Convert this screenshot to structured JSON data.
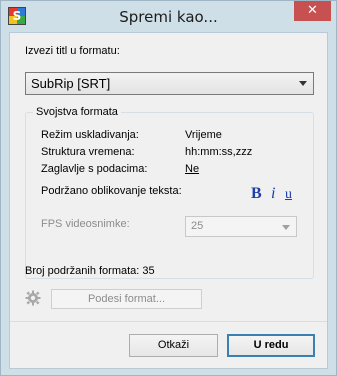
{
  "window": {
    "title": "Spremi kao...",
    "close_glyph": "✕"
  },
  "format": {
    "label": "Izvezi titl u formatu:",
    "selected": "SubRip [SRT]"
  },
  "properties": {
    "legend": "Svojstva formata",
    "sync_mode_label": "Režim uskladivanja:",
    "sync_mode_value": "Vrijeme",
    "time_structure_label": "Struktura vremena:",
    "time_structure_value": "hh:mm:ss,zzz",
    "header_label": "Zaglavlje s podacima:",
    "header_value": "Ne",
    "formatting_label": "Podržano oblikovanje teksta:",
    "bold_glyph": "B",
    "italic_glyph": "i",
    "underline_glyph": "u",
    "fps_label": "FPS videosnimke:",
    "fps_value": "25"
  },
  "supported_count_label": "Broj podržanih formata: 35",
  "settings_button": "Podesi format...",
  "buttons": {
    "cancel": "Otkaži",
    "ok": "U redu"
  },
  "icons": {
    "app": "app-icon",
    "gear": "gear-icon",
    "close": "close-icon"
  }
}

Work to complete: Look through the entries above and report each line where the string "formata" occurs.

Answer for this exercise:
    "legend": "Svojstva formata",
  "supported_count_label": "Broj podržanih formata: 35",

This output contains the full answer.